_INSTRUCTIONS TO FOLLOW_.
Tally the lines in these records that hold the string "radar", and reply with the number alone.
*** Begin section ***
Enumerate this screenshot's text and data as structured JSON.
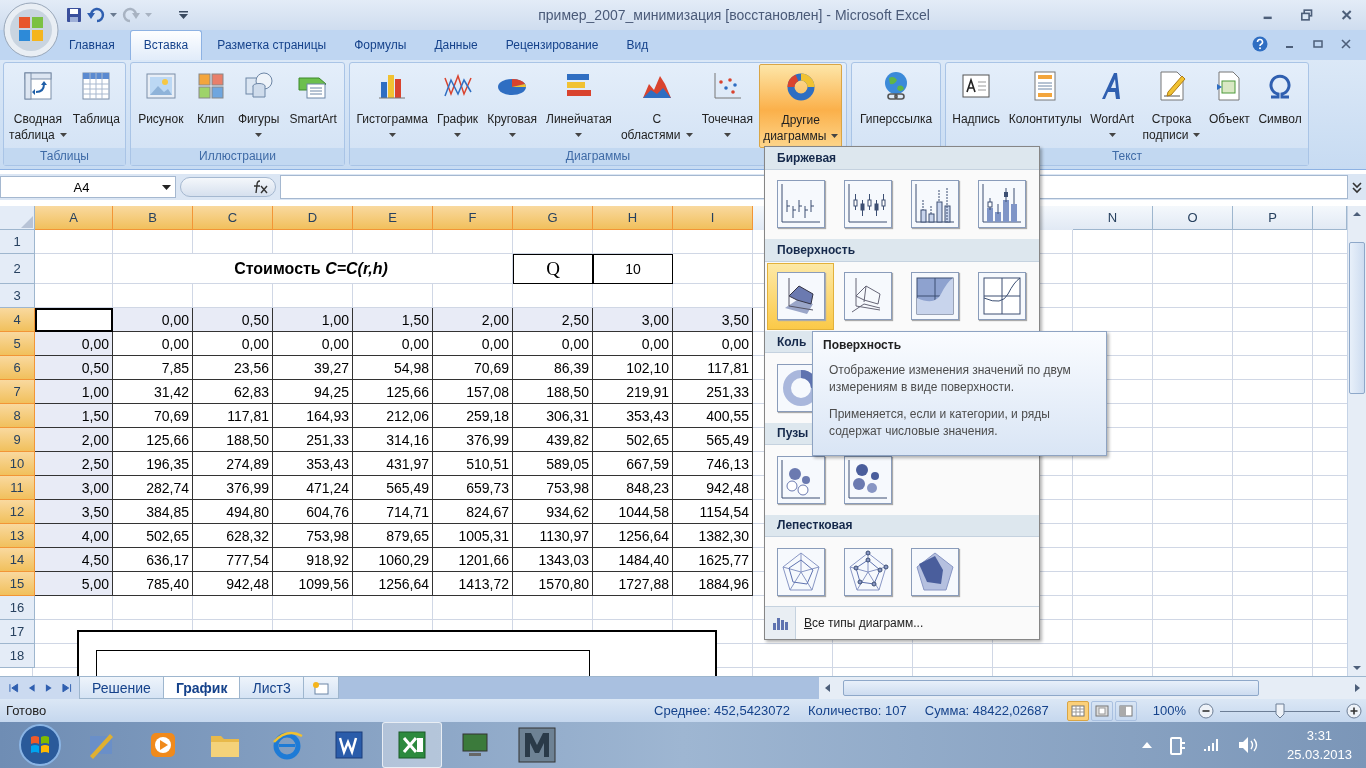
{
  "window": {
    "title": "пример_2007_минимизация [восстановлен] - Microsoft Excel"
  },
  "tabs": [
    {
      "label": "Главная",
      "selected": false
    },
    {
      "label": "Вставка",
      "selected": true
    },
    {
      "label": "Разметка страницы",
      "selected": false
    },
    {
      "label": "Формулы",
      "selected": false
    },
    {
      "label": "Данные",
      "selected": false
    },
    {
      "label": "Рецензирование",
      "selected": false
    },
    {
      "label": "Вид",
      "selected": false
    }
  ],
  "ribbon_groups": [
    {
      "label": "Таблицы",
      "buttons": [
        {
          "lines": [
            "Сводная",
            "таблица"
          ],
          "menu": true,
          "selected": false
        },
        {
          "lines": [
            "Таблица"
          ],
          "menu": false,
          "selected": false
        }
      ]
    },
    {
      "label": "Иллюстрации",
      "buttons": [
        {
          "lines": [
            "Рисунок"
          ],
          "menu": false,
          "selected": false
        },
        {
          "lines": [
            "Клип"
          ],
          "menu": false,
          "selected": false
        },
        {
          "lines": [
            "Фигуры"
          ],
          "menu": true,
          "selected": false
        },
        {
          "lines": [
            "SmartArt"
          ],
          "menu": false,
          "selected": false
        }
      ]
    },
    {
      "label": "Диаграммы",
      "buttons": [
        {
          "lines": [
            "Гистограмма"
          ],
          "menu": true,
          "selected": false
        },
        {
          "lines": [
            "График"
          ],
          "menu": true,
          "selected": false
        },
        {
          "lines": [
            "Круговая"
          ],
          "menu": true,
          "selected": false
        },
        {
          "lines": [
            "Линейчатая"
          ],
          "menu": true,
          "selected": false
        },
        {
          "lines": [
            "С",
            "областями"
          ],
          "menu": true,
          "selected": false
        },
        {
          "lines": [
            "Точечная"
          ],
          "menu": true,
          "selected": false
        },
        {
          "lines": [
            "Другие",
            "диаграммы"
          ],
          "menu": true,
          "selected": true
        }
      ]
    },
    {
      "buttons": [
        {
          "lines": [
            "Гиперссылка"
          ],
          "menu": false,
          "selected": false
        }
      ]
    },
    {
      "label": "Текст",
      "buttons": [
        {
          "lines": [
            "Надпись"
          ],
          "menu": false,
          "selected": false
        },
        {
          "lines": [
            "Колонтитулы"
          ],
          "menu": false,
          "selected": false
        },
        {
          "lines": [
            "WordArt"
          ],
          "menu": true,
          "selected": false
        },
        {
          "lines": [
            "Строка",
            "подписи"
          ],
          "menu": true,
          "selected": false
        },
        {
          "lines": [
            "Объект"
          ],
          "menu": false,
          "selected": false
        },
        {
          "lines": [
            "Символ"
          ],
          "menu": false,
          "selected": false
        }
      ]
    }
  ],
  "name_box": "A4",
  "columns": [
    {
      "label": "A",
      "highlighted": true
    },
    {
      "label": "B",
      "highlighted": true
    },
    {
      "label": "C",
      "highlighted": true
    },
    {
      "label": "D",
      "highlighted": true
    },
    {
      "label": "E",
      "highlighted": true
    },
    {
      "label": "F",
      "highlighted": true
    },
    {
      "label": "G",
      "highlighted": true
    },
    {
      "label": "H",
      "highlighted": true
    },
    {
      "label": "I",
      "highlighted": true
    },
    {
      "label": "N",
      "highlighted": false
    },
    {
      "label": "O",
      "highlighted": false
    },
    {
      "label": "P",
      "highlighted": false
    }
  ],
  "rows": [
    {
      "number": "1",
      "kind": "blank",
      "highlighted": false
    },
    {
      "number": "2",
      "kind": "title",
      "highlighted": false,
      "title": "Стоимость *C=C(r,h)*",
      "label": "Q",
      "value": "10"
    },
    {
      "number": "3",
      "kind": "blank",
      "highlighted": false
    },
    {
      "number": "4",
      "kind": "header",
      "highlighted": true,
      "cells": [
        "0,00",
        "0,50",
        "1,00",
        "1,50",
        "2,00",
        "2,50",
        "3,00",
        "3,50"
      ]
    },
    {
      "number": "5",
      "kind": "data",
      "highlighted": true,
      "cells": [
        "0,00",
        "0,00",
        "0,00",
        "0,00",
        "0,00",
        "0,00",
        "0,00",
        "0,00",
        "0,00"
      ]
    },
    {
      "number": "6",
      "kind": "data",
      "highlighted": true,
      "cells": [
        "0,50",
        "7,85",
        "23,56",
        "39,27",
        "54,98",
        "70,69",
        "86,39",
        "102,10",
        "117,81"
      ]
    },
    {
      "number": "7",
      "kind": "data",
      "highlighted": true,
      "cells": [
        "1,00",
        "31,42",
        "62,83",
        "94,25",
        "125,66",
        "157,08",
        "188,50",
        "219,91",
        "251,33"
      ]
    },
    {
      "number": "8",
      "kind": "data",
      "highlighted": true,
      "cells": [
        "1,50",
        "70,69",
        "117,81",
        "164,93",
        "212,06",
        "259,18",
        "306,31",
        "353,43",
        "400,55"
      ]
    },
    {
      "number": "9",
      "kind": "data",
      "highlighted": true,
      "cells": [
        "2,00",
        "125,66",
        "188,50",
        "251,33",
        "314,16",
        "376,99",
        "439,82",
        "502,65",
        "565,49"
      ]
    },
    {
      "number": "10",
      "kind": "data",
      "highlighted": true,
      "cells": [
        "2,50",
        "196,35",
        "274,89",
        "353,43",
        "431,97",
        "510,51",
        "589,05",
        "667,59",
        "746,13"
      ]
    },
    {
      "number": "11",
      "kind": "data",
      "highlighted": true,
      "cells": [
        "3,00",
        "282,74",
        "376,99",
        "471,24",
        "565,49",
        "659,73",
        "753,98",
        "848,23",
        "942,48"
      ]
    },
    {
      "number": "12",
      "kind": "data",
      "highlighted": true,
      "cells": [
        "3,50",
        "384,85",
        "494,80",
        "604,76",
        "714,71",
        "824,67",
        "934,62",
        "1044,58",
        "1154,54"
      ]
    },
    {
      "number": "13",
      "kind": "data",
      "highlighted": true,
      "cells": [
        "4,00",
        "502,65",
        "628,32",
        "753,98",
        "879,65",
        "1005,31",
        "1130,97",
        "1256,64",
        "1382,30"
      ]
    },
    {
      "number": "14",
      "kind": "data",
      "highlighted": true,
      "cells": [
        "4,50",
        "636,17",
        "777,54",
        "918,92",
        "1060,29",
        "1201,66",
        "1343,03",
        "1484,40",
        "1625,77"
      ]
    },
    {
      "number": "15",
      "kind": "data",
      "highlighted": true,
      "cells": [
        "5,00",
        "785,40",
        "942,48",
        "1099,56",
        "1256,64",
        "1413,72",
        "1570,80",
        "1727,88",
        "1884,96"
      ]
    },
    {
      "number": "16",
      "kind": "blank",
      "highlighted": false
    },
    {
      "number": "17",
      "kind": "blank",
      "highlighted": false
    },
    {
      "number": "18",
      "kind": "blank",
      "highlighted": false
    }
  ],
  "chart_menu": {
    "sections": [
      {
        "title": "Биржевая",
        "items": [
          {
            "kind": "hlc",
            "selected": false
          },
          {
            "kind": "ohlc",
            "selected": false
          },
          {
            "kind": "vhlc",
            "selected": false
          },
          {
            "kind": "vohlc",
            "selected": false
          }
        ]
      },
      {
        "title": "Поверхность",
        "items": [
          {
            "kind": "surface",
            "selected": true
          },
          {
            "kind": "wireframe",
            "selected": false
          },
          {
            "kind": "contour",
            "selected": false
          },
          {
            "kind": "wire-contour",
            "selected": false
          }
        ]
      },
      {
        "title": "Коль",
        "items": [
          {
            "kind": "doughnut",
            "selected": false
          }
        ]
      },
      {
        "title": "Пузы",
        "items": [
          {
            "kind": "bubble",
            "selected": false
          },
          {
            "kind": "bubble-3d",
            "selected": false
          }
        ]
      },
      {
        "title": "Лепестковая",
        "items": [
          {
            "kind": "radar",
            "selected": false
          },
          {
            "kind": "radar-markers",
            "selected": false
          },
          {
            "kind": "filled-radar",
            "selected": false
          }
        ]
      }
    ],
    "footer": "Все типы диаграмм..."
  },
  "tooltip": {
    "title": "Поверхность",
    "paragraphs": [
      "Отображение изменения значений по двум измерениям в виде поверхности.",
      "Применяется, если и категории, и ряды содержат числовые значения."
    ]
  },
  "sheet_tabs": [
    {
      "label": "Решение",
      "selected": false
    },
    {
      "label": "График",
      "selected": true
    },
    {
      "label": "Лист3",
      "selected": false
    }
  ],
  "status_bar": {
    "status": "Готово",
    "stats": [
      "Среднее: 452,5423072",
      "Количество: 107",
      "Сумма: 48422,02687"
    ],
    "views": [
      {
        "selected": true
      },
      {
        "selected": false
      },
      {
        "selected": false
      }
    ],
    "zoom": "100%",
    "zoom_slider": {
      "level": 0.5
    }
  },
  "taskbar": {
    "time": "3:31",
    "date": "25.03.2013"
  }
}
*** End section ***
_THE ANSWER_.
3